And, since all things are ultimately connected and fairly delicately balanced, it matters that an honest effort at fairness and sustainability be made in our decision making.

Just think for a moment about budgets, whether Federal, local, global or individual.
Why do we have them and why do they matter?

Isn't there a practical limit to our resources, whether fiscal, ecological or social?
Isn't there also the question of reliably meeting established needs and anticipating future requirements?

Even though most real time decisions are made in the present moment, shouldn't these consider the continuum of time?
After all, radical disruptions/dislocations to businesses, climate or society do cause painful and worrisome effects.

Wouldn't it be nice if a clear majority of citizens could agree, once and for all, what is truly essential in life and set that aside from tampering by greedy, short-sighted or criminal elements?
That way, at least some lasting degree of certainty could be established to benefit us all.

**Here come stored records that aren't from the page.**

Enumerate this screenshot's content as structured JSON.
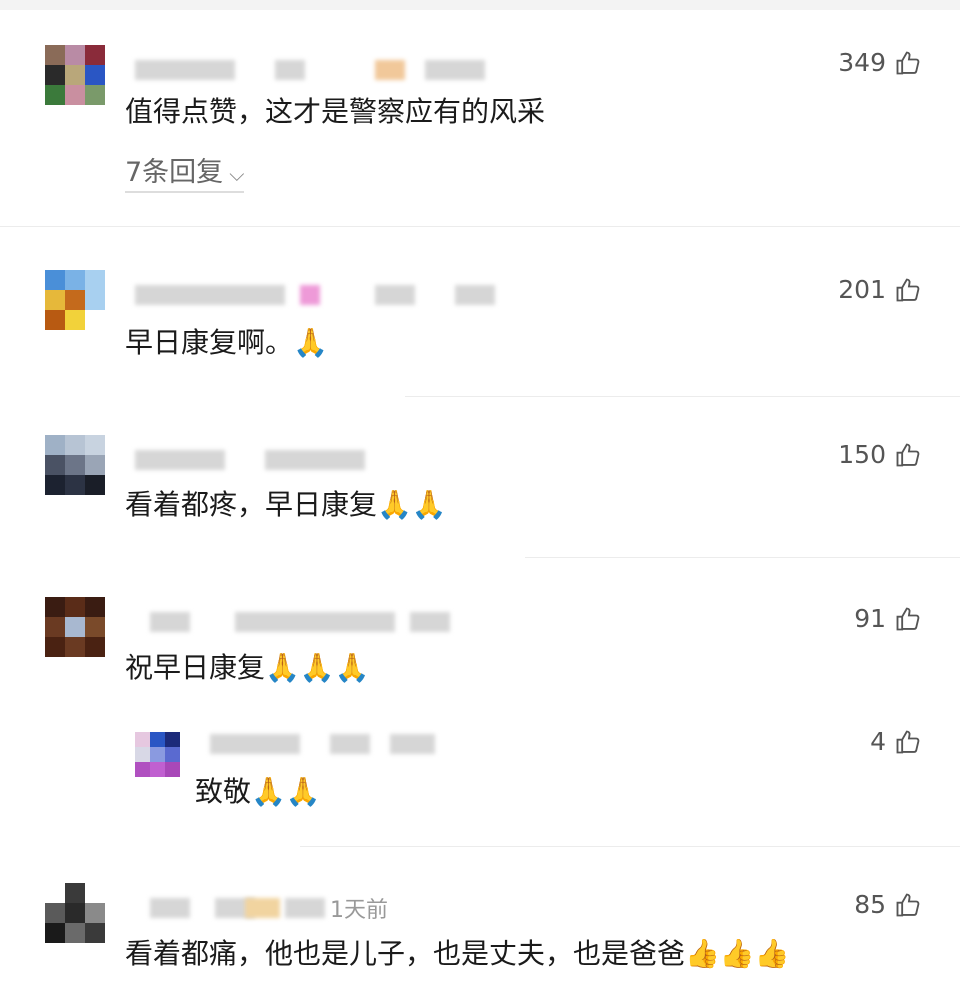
{
  "comments": [
    {
      "text": "值得点赞，这才是警察应有的风采",
      "likes": "349",
      "replies": "7条回复"
    },
    {
      "text": "早日康复啊。🙏",
      "likes": "201"
    },
    {
      "text": "看着都疼，早日康复🙏🙏",
      "likes": "150"
    },
    {
      "text": "祝早日康复🙏🙏🙏",
      "likes": "91",
      "reply": {
        "text": "致敬🙏🙏",
        "likes": "4"
      }
    },
    {
      "text": "看着都痛，他也是儿子，也是丈夫，也是爸爸👍👍👍",
      "likes": "85",
      "timestamp": "1天前"
    }
  ],
  "icons": {
    "like": "thumbs-up-outline-icon",
    "expand": "chevron-down-icon"
  }
}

Businesses like certainty; just ask any owner, CEO or shareholder.
People like certainty; just ask any employee, family member or investor.
Nature likes certainty; just ask any farmer, hunter, seaman, aviator or species- for that matter.

Our current budget debates in Washington, DC simply reflect what is happening at other levels of government, as well as businesses, households, institutions and charities.
This is integral to our priorities; meaning those things we consider most essential.
But it is also about our ability -and willingness- to pay for what we get.
To expect otherwise is wishful thinking at best, and patent ignorance at worst.

When budgets are established, debated, approved and adopted, are they written in stone -never to be altered?
Maybe more like written in Jello, as my Oncologist once described experimental treatment protocols.
But regardless of where and how budgets are written, we don't expect having to repeat EVERY argument each time budgets are revisited in the future.
There simply has to be SOME degree of constancy that can be relied upon in matters of importance to our society.
Don't you agree?

All that seems indispensable in stating the account between the dead and the living, is to see that the debts against the latter do not exceed the advances made by the former. - James Madison

Each generation should be made to bear the burden of its own wars, instead of carrying them on, at the expense of other generations. - James Madison

In Republics, the great danger is, that the majority may not sufficiently respect the rights of the minority. - James Madison

There is no maxim, in my opinion, which is more liable to be misapplied, and which, therefore, more needs elucidation, than the current one, that the interest of the majority is the political standard of right and wrong. - James Madison


When I started this post, linking to multiple articles to illustrate points crossed my mind, but I ditched that idea.
Too many words on a complicated subject are hard to write and even harder to read.
So, instead, a few more quotable sources are cited.
"The present is the only reality and the only certainty." - Arthur Schopenhauer

For all of its uncertainty, we cannot flee the future. - Barbara Jordan

If you aren't in the moment, you are either looking forward to uncertainty, or back to pain and regret. - Jim Carrey